* _Directions_
State how many lines in the records hold the word "Sales", giving the number and no other text.

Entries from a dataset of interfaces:
━━━━━━━━━━━━━━━━━━━━

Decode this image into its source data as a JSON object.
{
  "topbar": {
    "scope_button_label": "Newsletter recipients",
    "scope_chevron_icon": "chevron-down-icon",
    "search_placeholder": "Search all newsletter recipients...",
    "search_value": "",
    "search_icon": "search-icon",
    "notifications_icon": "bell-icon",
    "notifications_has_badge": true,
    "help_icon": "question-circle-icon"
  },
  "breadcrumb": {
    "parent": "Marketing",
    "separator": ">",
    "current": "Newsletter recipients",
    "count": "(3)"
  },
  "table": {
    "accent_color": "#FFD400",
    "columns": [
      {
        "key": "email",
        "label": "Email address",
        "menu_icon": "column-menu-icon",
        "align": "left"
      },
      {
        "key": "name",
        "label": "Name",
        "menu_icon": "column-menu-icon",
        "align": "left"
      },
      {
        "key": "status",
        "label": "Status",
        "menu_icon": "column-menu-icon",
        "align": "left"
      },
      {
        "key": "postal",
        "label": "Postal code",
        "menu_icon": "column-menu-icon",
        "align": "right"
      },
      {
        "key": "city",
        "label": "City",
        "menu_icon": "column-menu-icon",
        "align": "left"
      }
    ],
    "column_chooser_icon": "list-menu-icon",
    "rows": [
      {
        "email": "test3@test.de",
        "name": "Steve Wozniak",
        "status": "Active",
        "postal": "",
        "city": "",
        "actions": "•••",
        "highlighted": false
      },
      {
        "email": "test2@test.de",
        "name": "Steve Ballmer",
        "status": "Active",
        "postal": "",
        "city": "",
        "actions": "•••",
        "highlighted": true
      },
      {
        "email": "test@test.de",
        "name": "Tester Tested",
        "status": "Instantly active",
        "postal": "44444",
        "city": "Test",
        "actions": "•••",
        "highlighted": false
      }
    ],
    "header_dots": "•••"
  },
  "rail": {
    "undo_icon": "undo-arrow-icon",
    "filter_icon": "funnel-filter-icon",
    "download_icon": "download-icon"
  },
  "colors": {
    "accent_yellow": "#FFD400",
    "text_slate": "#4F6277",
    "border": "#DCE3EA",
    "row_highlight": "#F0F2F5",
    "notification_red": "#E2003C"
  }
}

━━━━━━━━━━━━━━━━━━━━

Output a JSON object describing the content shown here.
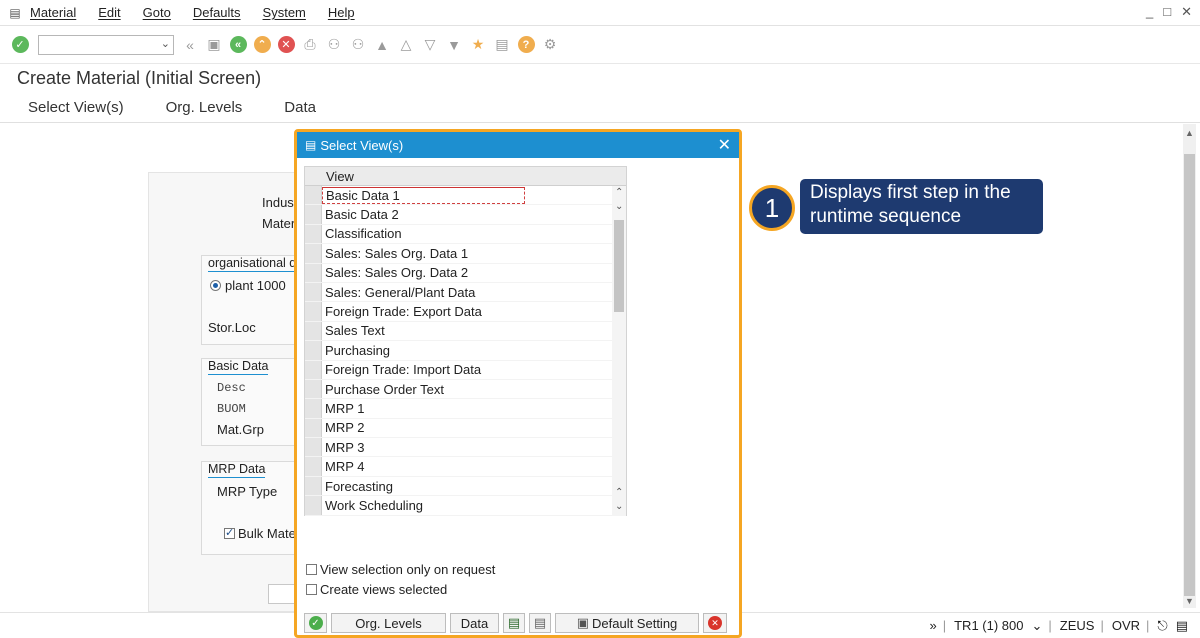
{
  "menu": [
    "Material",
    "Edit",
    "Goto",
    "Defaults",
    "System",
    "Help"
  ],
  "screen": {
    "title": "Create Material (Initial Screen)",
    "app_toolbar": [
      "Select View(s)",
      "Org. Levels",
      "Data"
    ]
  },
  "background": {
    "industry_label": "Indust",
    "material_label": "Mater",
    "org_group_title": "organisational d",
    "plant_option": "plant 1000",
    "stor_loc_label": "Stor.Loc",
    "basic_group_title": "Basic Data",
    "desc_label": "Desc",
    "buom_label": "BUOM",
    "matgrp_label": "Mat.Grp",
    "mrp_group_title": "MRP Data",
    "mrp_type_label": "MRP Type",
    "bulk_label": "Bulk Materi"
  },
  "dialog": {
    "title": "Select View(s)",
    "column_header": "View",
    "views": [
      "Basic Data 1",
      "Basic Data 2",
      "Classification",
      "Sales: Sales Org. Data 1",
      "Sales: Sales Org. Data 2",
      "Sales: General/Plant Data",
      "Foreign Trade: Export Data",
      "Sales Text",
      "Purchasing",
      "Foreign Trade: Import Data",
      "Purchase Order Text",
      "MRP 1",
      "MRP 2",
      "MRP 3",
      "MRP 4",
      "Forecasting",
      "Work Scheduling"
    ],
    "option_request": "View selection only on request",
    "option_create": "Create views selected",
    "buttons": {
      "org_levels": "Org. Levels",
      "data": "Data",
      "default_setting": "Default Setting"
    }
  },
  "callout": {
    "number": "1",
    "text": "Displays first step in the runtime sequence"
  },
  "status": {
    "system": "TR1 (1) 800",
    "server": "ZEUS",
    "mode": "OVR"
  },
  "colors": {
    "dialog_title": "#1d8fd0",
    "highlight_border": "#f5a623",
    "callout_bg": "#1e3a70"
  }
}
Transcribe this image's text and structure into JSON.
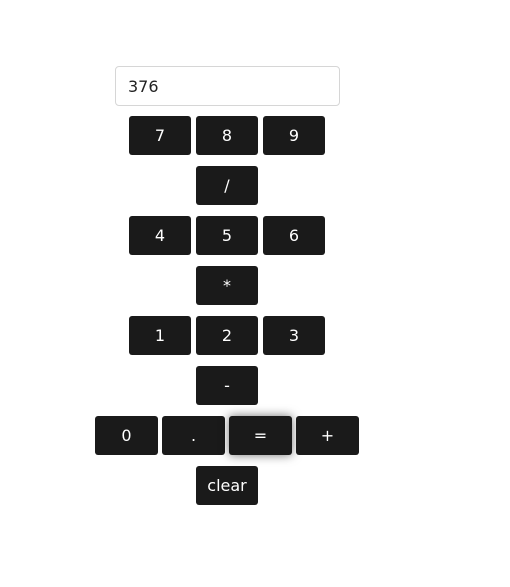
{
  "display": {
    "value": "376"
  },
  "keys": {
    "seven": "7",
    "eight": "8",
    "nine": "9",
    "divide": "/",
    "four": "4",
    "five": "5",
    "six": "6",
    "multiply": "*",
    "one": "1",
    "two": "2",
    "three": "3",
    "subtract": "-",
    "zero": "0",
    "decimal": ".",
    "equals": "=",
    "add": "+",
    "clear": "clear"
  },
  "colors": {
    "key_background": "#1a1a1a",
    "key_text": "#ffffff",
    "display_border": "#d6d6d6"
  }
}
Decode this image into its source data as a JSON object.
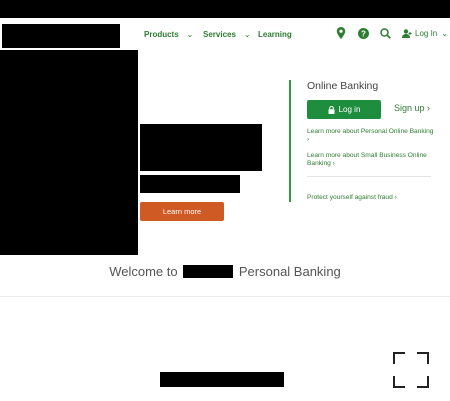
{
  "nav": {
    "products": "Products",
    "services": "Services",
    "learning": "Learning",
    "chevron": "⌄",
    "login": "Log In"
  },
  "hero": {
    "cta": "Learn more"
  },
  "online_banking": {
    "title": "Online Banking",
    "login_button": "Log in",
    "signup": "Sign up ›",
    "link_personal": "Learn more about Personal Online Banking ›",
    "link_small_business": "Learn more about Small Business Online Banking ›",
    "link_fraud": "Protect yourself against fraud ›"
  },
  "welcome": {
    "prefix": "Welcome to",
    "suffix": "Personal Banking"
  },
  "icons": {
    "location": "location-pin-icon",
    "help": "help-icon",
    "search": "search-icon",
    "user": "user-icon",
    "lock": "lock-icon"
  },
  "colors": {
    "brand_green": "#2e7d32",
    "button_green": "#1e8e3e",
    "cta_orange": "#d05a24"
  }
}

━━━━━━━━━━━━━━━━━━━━

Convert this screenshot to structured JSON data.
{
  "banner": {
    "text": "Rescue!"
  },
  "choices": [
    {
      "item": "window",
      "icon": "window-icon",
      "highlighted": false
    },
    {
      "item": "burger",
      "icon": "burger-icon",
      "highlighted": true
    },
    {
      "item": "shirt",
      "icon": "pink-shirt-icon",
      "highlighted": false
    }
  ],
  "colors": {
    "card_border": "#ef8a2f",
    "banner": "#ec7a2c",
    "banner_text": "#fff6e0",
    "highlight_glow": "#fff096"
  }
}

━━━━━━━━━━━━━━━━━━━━

* _Task output_
4